These six swing at least 2 mph harder from the right side:

Jeimer Candelario, Ketel Marte, Blake Perkins, José Ramírez, Luis Rengifo, Ildemaro Vargas

This group has been much better as righties, befitting the harder swings – combined, they have posted a .765 OPS since the start of 2023 as lefties compared to an excellent .840 OPS from the right side.

As it turns out, the 3 mph gap between LDLC and RDLC, while significant, is not the largest.

Ramírez swings a little harder as a righty …

… and Marte swings a LOT harder as a righty.

But Ramírez has an equal squared-up rate from either side. So does Marte. De La Cruz, however, does not.

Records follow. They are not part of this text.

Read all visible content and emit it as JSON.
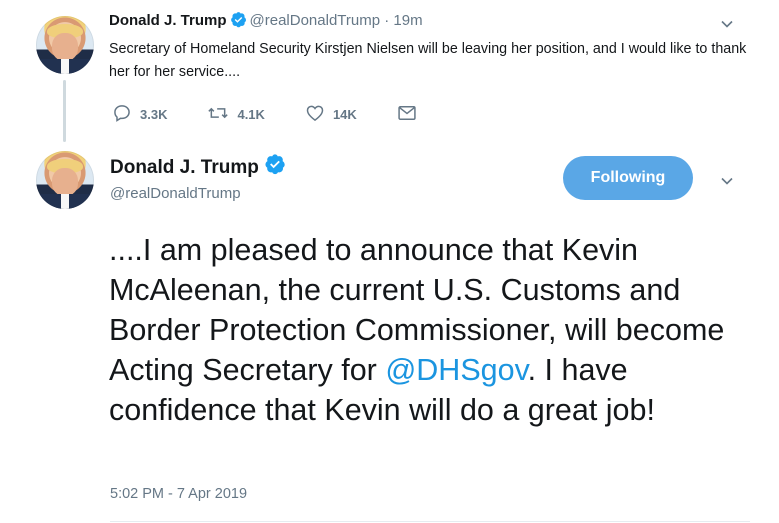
{
  "tweet1": {
    "name": "Donald J. Trump",
    "handle": "@realDonaldTrump",
    "sep": " · ",
    "time": "19m",
    "text": "Secretary of Homeland Security Kirstjen Nielsen will be leaving her position, and I would like to thank her for her service....",
    "replies": "3.3K",
    "retweets": "4.1K",
    "likes": "14K",
    "icons": [
      "verified-icon",
      "reply-icon",
      "retweet-icon",
      "like-icon",
      "message-icon",
      "chevron-down-icon"
    ]
  },
  "tweet2": {
    "name": "Donald J. Trump",
    "handle": "@realDonaldTrump",
    "follow_label": "Following",
    "text_before": "....I am pleased to announce that Kevin McAleenan, the current U.S. Customs and Border Protection Commissioner, will become Acting Secretary for ",
    "mention": "@DHSgov",
    "text_after": ". I have confidence that Kevin will do a great job!",
    "timestamp": "5:02 PM - 7 Apr 2019",
    "icons": [
      "verified-icon",
      "chevron-down-icon"
    ]
  },
  "colors": {
    "accent": "#1b95e0",
    "follow_button": "#5aa7e6",
    "secondary_text": "#657786"
  }
}
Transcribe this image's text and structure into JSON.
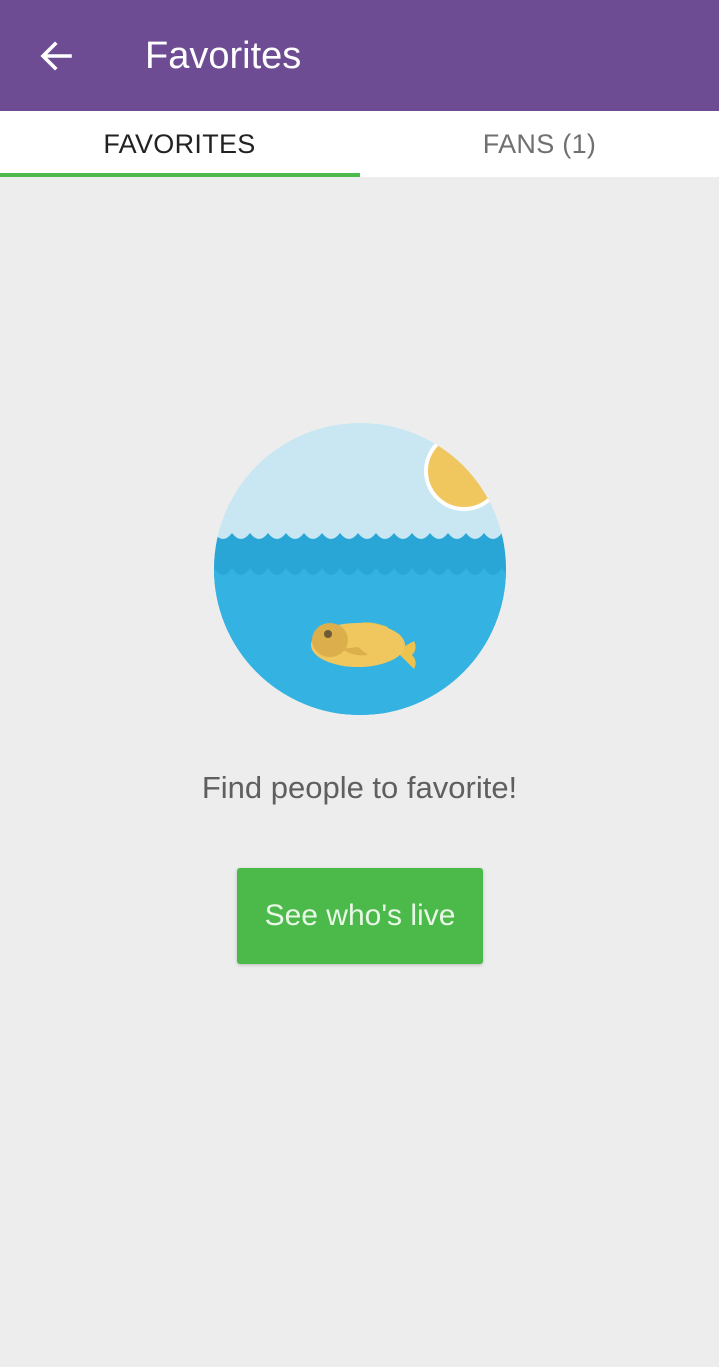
{
  "colors": {
    "app_bar": "#6e4c93",
    "accent": "#4cba4b",
    "background": "#ededed"
  },
  "header": {
    "back_icon": "arrow-back-icon",
    "title": "Favorites"
  },
  "tabs": [
    {
      "label": "FAVORITES",
      "selected": true
    },
    {
      "label": "FANS (1)",
      "selected": false
    }
  ],
  "empty_state": {
    "illustration": "fish-in-ocean-illustration",
    "message": "Find people to favorite!",
    "button_label": "See who's live"
  }
}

If this all sounds as simple as “then they should just stop switch-hitting,” it’s not, or at least not for everyone. While Baltimore outfielder Cedric Mullins famously kick-started his career by deciding to go lefty-only prior to 2021, and the Braves have had conversations about it with Albies at times, it often comes down simply to comfort, not numbers. In the winter of 2022-23, Marte reported to winter ball in the Dominican Republic with the intention of dropping his lefty swing and going right-only.

“It was no good,” he told Nick Piecoro of the Arizona Republic. “No good for me.”

As it turned out, a lifetime of seeing right-handed pitchers from the lefty batter’s box made trying to identify right-handed breaking balls from the other side of the plate an incredibly difficult task. “[I think I learned] it’s too late to try [giving up switch-hitting],” he added. “If I was a little kid, yeah, one side might work. But, right now, no chance.”

As for Lefty De La Cruz and Righty De La Cruz, there’s no indication that either of them will disappear any time soon, and RDLC has indeed cut his strikeout rate down from last year’s 40% to this year’s 30%. (“I feel comfortable on both sides,” he said this spring.)

They might, however, be coming closer to the same person. After all, LDLC is swinging slightly softer in May, while RDLC is swinging a lot harder. On the other hand, De La Cruz has just a single homer this month, after mashing eight in April. What he does from the left side, it turns out, is a lot more important.